A Tenant can only be charged for the metered amount of water which they use. For this reason it is important that the water meter be read and the figure noted on the premises condition report before the start of each tenancy.
If there is no individual meter for the rented premises, as is the case with most blocks of units, a Tenant cannot be charged for water usage. If the supply authority has a minimum amount payable for all properties the Tenant does not have to pay for water. A Tenant is entitled to a photocopy of the water account.
Privacy and AccessPrivacy
Tenants have a basic right to privacy and quiet enjoyment of the premises that must be respected by their Landlord.
The Landlord must make sure they, or anybody else on their behalf, do not interrupt the Tenant’s reasonable peace, comfort and quiet enjoyment of the premises.
Access and Inspections
The Landlord, agent or any person authorised by the Landlord may enter the premises only in the following circumstances:
* To carry out a general inspection of the premises if the Tenant is given at least 7 days notice. There can be no more than 4 inspections in any 12 month period.
* To carry out necessary repairs if the Tenant is given at least 2 days prior notice. The repairs must be necessary and must not simply be improvements or renovations. For urgent repairs no notice is necessary.
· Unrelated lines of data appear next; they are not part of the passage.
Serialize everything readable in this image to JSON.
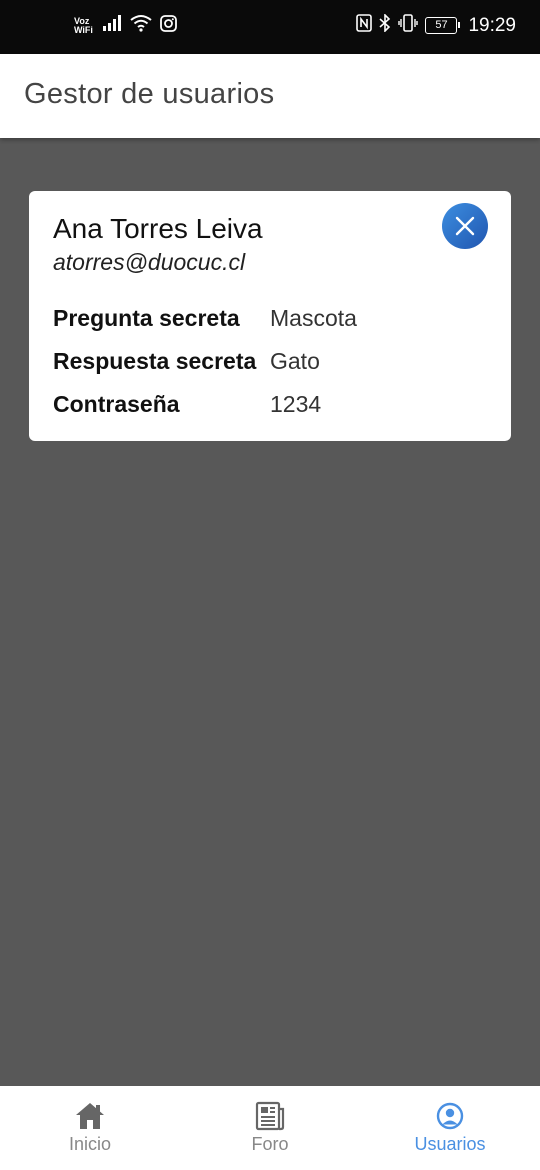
{
  "status_bar": {
    "network_label": "Voz WiFi",
    "battery": "57",
    "time": "19:29"
  },
  "app_bar": {
    "title": "Gestor de usuarios"
  },
  "user_card": {
    "name": "Ana Torres Leiva",
    "email": "atorres@duocuc.cl",
    "fields": [
      {
        "label": "Pregunta secreta",
        "value": "Mascota"
      },
      {
        "label": "Respuesta secreta",
        "value": "Gato"
      },
      {
        "label": "Contraseña",
        "value": "1234"
      }
    ],
    "close_icon": "close-icon",
    "close_color": "#2c6cc4"
  },
  "bottom_nav": {
    "items": [
      {
        "label": "Inicio",
        "icon": "home-icon",
        "active": false
      },
      {
        "label": "Foro",
        "icon": "newspaper-icon",
        "active": false
      },
      {
        "label": "Usuarios",
        "icon": "user-circle-icon",
        "active": true
      }
    ],
    "active_color": "#4a90e2",
    "inactive_color": "#888888"
  }
}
* To show the premises to prospective Tenants on a reasonable number of occasions if the Tenant gets reasonable notice on each occasion. This access is only permitted during the final 14 days of the tenancy.
* To show the premises to prospective buyers, on a reasonable number of occasions if the Tenant gets reasonable notice on each occasion. What is ‘reasonable’ is for the parties to agree upon. The Tribunal can settle any disputes if one party believes the other is being unreasonable. Access to show buyers can occur at any stage during the tenancy.
* Unless the Tenant agrees, access is not permitted on Sundays, public holidays or outside the hours of 8am to 8pm.
Locks and SecurityReasonable Security
The law states that a Landlord must provide and maintain such locks or other security devices as are necessary to ensure that the premises are reasonably secure. What is ’reasonably secure’ will vary in different situations.
The potential risk (ie. The likelihood the premises may be broken into) will have a bearing on the type and standard of locks needed to make a property reasonably secure. This will depend largely on the area in which the premises are located.
Even then, the standard cannot be applied to all premises within an area. The ability of a thief to gain access to doors and windows can vary from one property to another. For instance, the level of security needed for a ground floor unit will usually be greater than for a unit on an upper level.
A Landlord does not have to make the property so secure that the premises can never be broken into. The requirements of insurance companies are not the test of ’reasonable security’. Insurer’s requirements are merely another factor to be taken into account.
Rights & Responsibilities of the lessor/agent
The lessor/agent has responsibilities to you, the tenant. They must make sure: